[Opening Data to examine section]

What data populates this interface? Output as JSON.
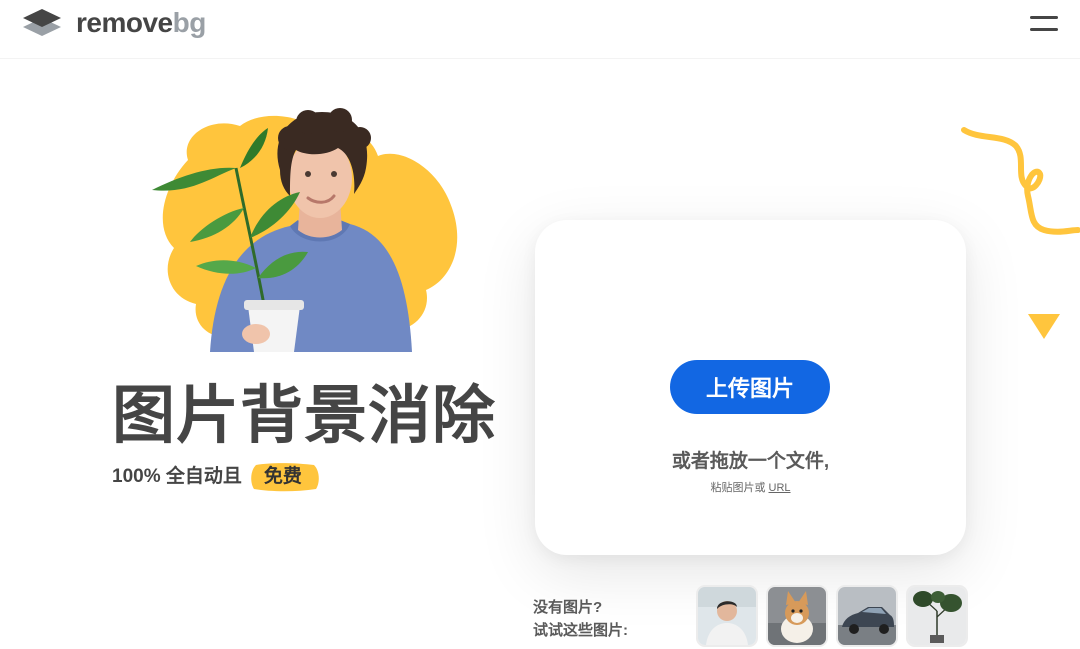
{
  "header": {
    "logo_word_primary": "remove",
    "logo_word_secondary": "bg",
    "logo_icon": "layers-diamond-icon",
    "menu_icon": "hamburger-menu-icon"
  },
  "hero": {
    "title": "图片背景消除",
    "subtitle": "100% 全自动且",
    "badge": "免费",
    "image": "man-holding-plant-image",
    "accent_color": "#ffc53d"
  },
  "upload": {
    "button_label": "上传图片",
    "drop_text": "或者拖放一个文件,",
    "paste_prefix": "粘贴图片或",
    "paste_link": "URL",
    "button_color": "#1267e3"
  },
  "samples": {
    "line1": "没有图片?",
    "line2": "试试这些图片:",
    "thumbnails": [
      "person-sample",
      "dog-sample",
      "car-sample",
      "plant-sample"
    ]
  }
}
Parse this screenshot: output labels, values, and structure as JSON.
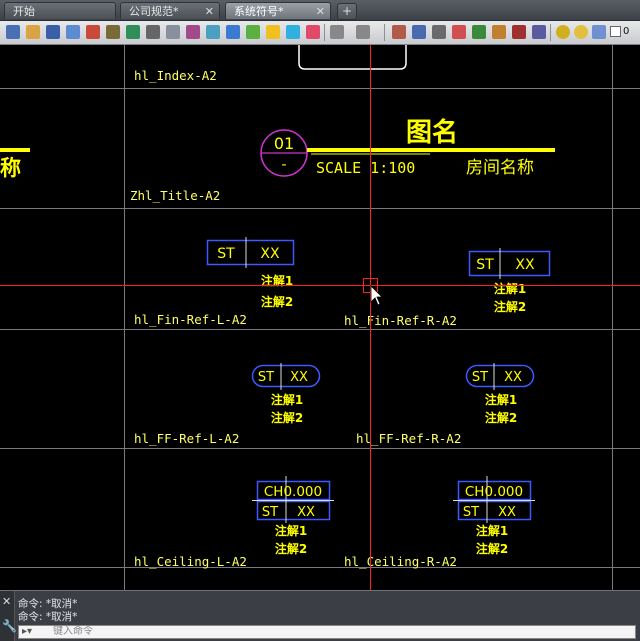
{
  "tabs": [
    {
      "label": "开始",
      "active": false
    },
    {
      "label": "公司规范*",
      "active": false
    },
    {
      "label": "系统符号*",
      "active": true
    }
  ],
  "toolbar": {
    "layer_number": "0",
    "icon_names": [
      "new-icon",
      "open-icon",
      "save-icon",
      "saveas-icon",
      "print-icon",
      "plot-icon",
      "publish-icon",
      "cut-icon",
      "copy-icon",
      "paste-icon",
      "match-icon",
      "block-icon",
      "hatch-icon",
      "text-icon",
      "undo-icon",
      "redo-icon",
      "pan-icon",
      "zoom-icon",
      "layer-icon",
      "properties-icon",
      "light-icon"
    ]
  },
  "symbols": {
    "index": {
      "label": "hl_Index-A2"
    },
    "title": {
      "label": "Zhl_Title-A2",
      "circle_number": "01",
      "circle_sub": "-",
      "drawing_name": "图名",
      "scale": "SCALE 1:100",
      "room_name": "房间名称",
      "partial_left_text": "称"
    },
    "fin_ref_left": {
      "label": "hl_Fin-Ref-L-A2",
      "code": "ST",
      "value": "XX",
      "note1": "注解1",
      "note2": "注解2"
    },
    "fin_ref_right": {
      "label": "hl_Fin-Ref-R-A2",
      "code": "ST",
      "value": "XX",
      "note1": "注解1",
      "note2": "注解2"
    },
    "ff_ref_left": {
      "label": "hl_FF-Ref-L-A2",
      "code": "ST",
      "value": "XX",
      "note1": "注解1",
      "note2": "注解2"
    },
    "ff_ref_right": {
      "label": "hl_FF-Ref-R-A2",
      "code": "ST",
      "value": "XX",
      "note1": "注解1",
      "note2": "注解2"
    },
    "ceiling_left": {
      "label": "hl_Ceiling-L-A2",
      "height": "CH0.000",
      "code": "ST",
      "value": "XX",
      "note1": "注解1",
      "note2": "注解2"
    },
    "ceiling_right": {
      "label": "hl_Ceiling-R-A2",
      "height": "CH0.000",
      "code": "ST",
      "value": "XX",
      "note1": "注解1",
      "note2": "注解2"
    }
  },
  "command": {
    "history": [
      "命令: *取消*",
      "命令: *取消*"
    ],
    "placeholder": "键入命令"
  },
  "colors": {
    "label": "#ffff66",
    "symbol_text": "#ffff00",
    "frame": "#3b5bff",
    "circle": "#cc33cc",
    "crosshair": "#ff2020",
    "grid": "#7a7a7a"
  }
}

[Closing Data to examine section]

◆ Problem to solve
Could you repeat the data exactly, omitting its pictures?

◆ Response to this task
What data populates this interface? Output as JSON.
{
  "header": {
    "logo_word_primary": "remove",
    "logo_word_secondary": "bg",
    "logo_icon": "layers-diamond-icon",
    "menu_icon": "hamburger-menu-icon"
  },
  "hero": {
    "title": "图片背景消除",
    "subtitle": "100% 全自动且",
    "badge": "免费",
    "image": "man-holding-plant-image",
    "accent_color": "#ffc53d"
  },
  "upload": {
    "button_label": "上传图片",
    "drop_text": "或者拖放一个文件,",
    "paste_prefix": "粘贴图片或",
    "paste_link": "URL",
    "button_color": "#1267e3"
  },
  "samples": {
    "line1": "没有图片?",
    "line2": "试试这些图片:",
    "thumbnails": [
      "person-sample",
      "dog-sample",
      "car-sample",
      "plant-sample"
    ]
  }
}
Parse this screenshot: output labels, values, and structure as JSON.
{
  "tabs": [
    {
      "label": "开始",
      "active": false
    },
    {
      "label": "公司规范*",
      "active": false
    },
    {
      "label": "系统符号*",
      "active": true
    }
  ],
  "toolbar": {
    "layer_number": "0",
    "icon_names": [
      "new-icon",
      "open-icon",
      "save-icon",
      "saveas-icon",
      "print-icon",
      "plot-icon",
      "publish-icon",
      "cut-icon",
      "copy-icon",
      "paste-icon",
      "match-icon",
      "block-icon",
      "hatch-icon",
      "text-icon",
      "undo-icon",
      "redo-icon",
      "pan-icon",
      "zoom-icon",
      "layer-icon",
      "properties-icon",
      "light-icon"
    ]
  },
  "symbols": {
    "index": {
      "label": "hl_Index-A2"
    },
    "title": {
      "label": "Zhl_Title-A2",
      "circle_number": "01",
      "circle_sub": "-",
      "drawing_name": "图名",
      "scale": "SCALE 1:100",
      "room_name": "房间名称",
      "partial_left_text": "称"
    },
    "fin_ref_left": {
      "label": "hl_Fin-Ref-L-A2",
      "code": "ST",
      "value": "XX",
      "note1": "注解1",
      "note2": "注解2"
    },
    "fin_ref_right": {
      "label": "hl_Fin-Ref-R-A2",
      "code": "ST",
      "value": "XX",
      "note1": "注解1",
      "note2": "注解2"
    },
    "ff_ref_left": {
      "label": "hl_FF-Ref-L-A2",
      "code": "ST",
      "value": "XX",
      "note1": "注解1",
      "note2": "注解2"
    },
    "ff_ref_right": {
      "label": "hl_FF-Ref-R-A2",
      "code": "ST",
      "value": "XX",
      "note1": "注解1",
      "note2": "注解2"
    },
    "ceiling_left": {
      "label": "hl_Ceiling-L-A2",
      "height": "CH0.000",
      "code": "ST",
      "value": "XX",
      "note1": "注解1",
      "note2": "注解2"
    },
    "ceiling_right": {
      "label": "hl_Ceiling-R-A2",
      "height": "CH0.000",
      "code": "ST",
      "value": "XX",
      "note1": "注解1",
      "note2": "注解2"
    }
  },
  "command": {
    "history": [
      "命令: *取消*",
      "命令: *取消*"
    ],
    "placeholder": "键入命令"
  },
  "colors": {
    "label": "#ffff66",
    "symbol_text": "#ffff00",
    "frame": "#3b5bff",
    "circle": "#cc33cc",
    "crosshair": "#ff2020",
    "grid": "#7a7a7a"
  }
}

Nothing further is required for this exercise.